# [Records supplied]
──────────

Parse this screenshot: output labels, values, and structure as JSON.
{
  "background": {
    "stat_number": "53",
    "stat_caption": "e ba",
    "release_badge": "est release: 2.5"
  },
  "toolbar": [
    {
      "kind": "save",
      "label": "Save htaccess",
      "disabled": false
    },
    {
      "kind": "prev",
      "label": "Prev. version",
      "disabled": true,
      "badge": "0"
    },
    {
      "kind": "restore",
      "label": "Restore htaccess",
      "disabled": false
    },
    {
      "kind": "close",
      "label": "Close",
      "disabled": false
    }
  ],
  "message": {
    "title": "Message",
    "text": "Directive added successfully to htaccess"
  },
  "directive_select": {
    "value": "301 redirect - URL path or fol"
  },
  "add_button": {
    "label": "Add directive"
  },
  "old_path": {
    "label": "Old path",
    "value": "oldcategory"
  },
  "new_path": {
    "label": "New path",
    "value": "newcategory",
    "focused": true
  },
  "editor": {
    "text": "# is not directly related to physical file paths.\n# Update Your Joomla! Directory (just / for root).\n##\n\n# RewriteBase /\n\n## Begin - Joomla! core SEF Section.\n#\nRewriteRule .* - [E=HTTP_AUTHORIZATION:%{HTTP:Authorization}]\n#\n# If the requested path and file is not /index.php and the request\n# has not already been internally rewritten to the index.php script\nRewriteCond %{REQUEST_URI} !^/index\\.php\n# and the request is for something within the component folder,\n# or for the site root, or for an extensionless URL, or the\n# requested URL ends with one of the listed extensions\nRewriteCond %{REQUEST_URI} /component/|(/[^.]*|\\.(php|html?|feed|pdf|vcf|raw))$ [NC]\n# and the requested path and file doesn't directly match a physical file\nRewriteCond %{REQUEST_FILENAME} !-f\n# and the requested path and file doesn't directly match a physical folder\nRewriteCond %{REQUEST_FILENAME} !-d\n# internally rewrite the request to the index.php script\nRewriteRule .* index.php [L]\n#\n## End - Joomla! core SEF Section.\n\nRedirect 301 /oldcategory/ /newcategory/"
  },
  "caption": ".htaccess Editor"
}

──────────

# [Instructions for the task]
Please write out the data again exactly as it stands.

# [Task solution]
Parse this screenshot: output labels, values, and structure as JSON.
{
  "background": {
    "stat_number": "53",
    "stat_caption": "e ba",
    "release_badge": "est release: 2.5"
  },
  "toolbar": [
    {
      "kind": "save",
      "label": "Save htaccess",
      "disabled": false
    },
    {
      "kind": "prev",
      "label": "Prev. version",
      "disabled": true,
      "badge": "0"
    },
    {
      "kind": "restore",
      "label": "Restore htaccess",
      "disabled": false
    },
    {
      "kind": "close",
      "label": "Close",
      "disabled": false
    }
  ],
  "message": {
    "title": "Message",
    "text": "Directive added successfully to htaccess"
  },
  "directive_select": {
    "value": "301 redirect - URL path or fol"
  },
  "add_button": {
    "label": "Add directive"
  },
  "old_path": {
    "label": "Old path",
    "value": "oldcategory"
  },
  "new_path": {
    "label": "New path",
    "value": "newcategory",
    "focused": true
  },
  "editor": {
    "text": "# is not directly related to physical file paths.\n# Update Your Joomla! Directory (just / for root).\n##\n\n# RewriteBase /\n\n## Begin - Joomla! core SEF Section.\n#\nRewriteRule .* - [E=HTTP_AUTHORIZATION:%{HTTP:Authorization}]\n#\n# If the requested path and file is not /index.php and the request\n# has not already been internally rewritten to the index.php script\nRewriteCond %{REQUEST_URI} !^/index\\.php\n# and the request is for something within the component folder,\n# or for the site root, or for an extensionless URL, or the\n# requested URL ends with one of the listed extensions\nRewriteCond %{REQUEST_URI} /component/|(/[^.]*|\\.(php|html?|feed|pdf|vcf|raw))$ [NC]\n# and the requested path and file doesn't directly match a physical file\nRewriteCond %{REQUEST_FILENAME} !-f\n# and the requested path and file doesn't directly match a physical folder\nRewriteCond %{REQUEST_FILENAME} !-d\n# internally rewrite the request to the index.php script\nRewriteRule .* index.php [L]\n#\n## End - Joomla! core SEF Section.\n\nRedirect 301 /oldcategory/ /newcategory/"
  },
  "caption": ".htaccess Editor"
}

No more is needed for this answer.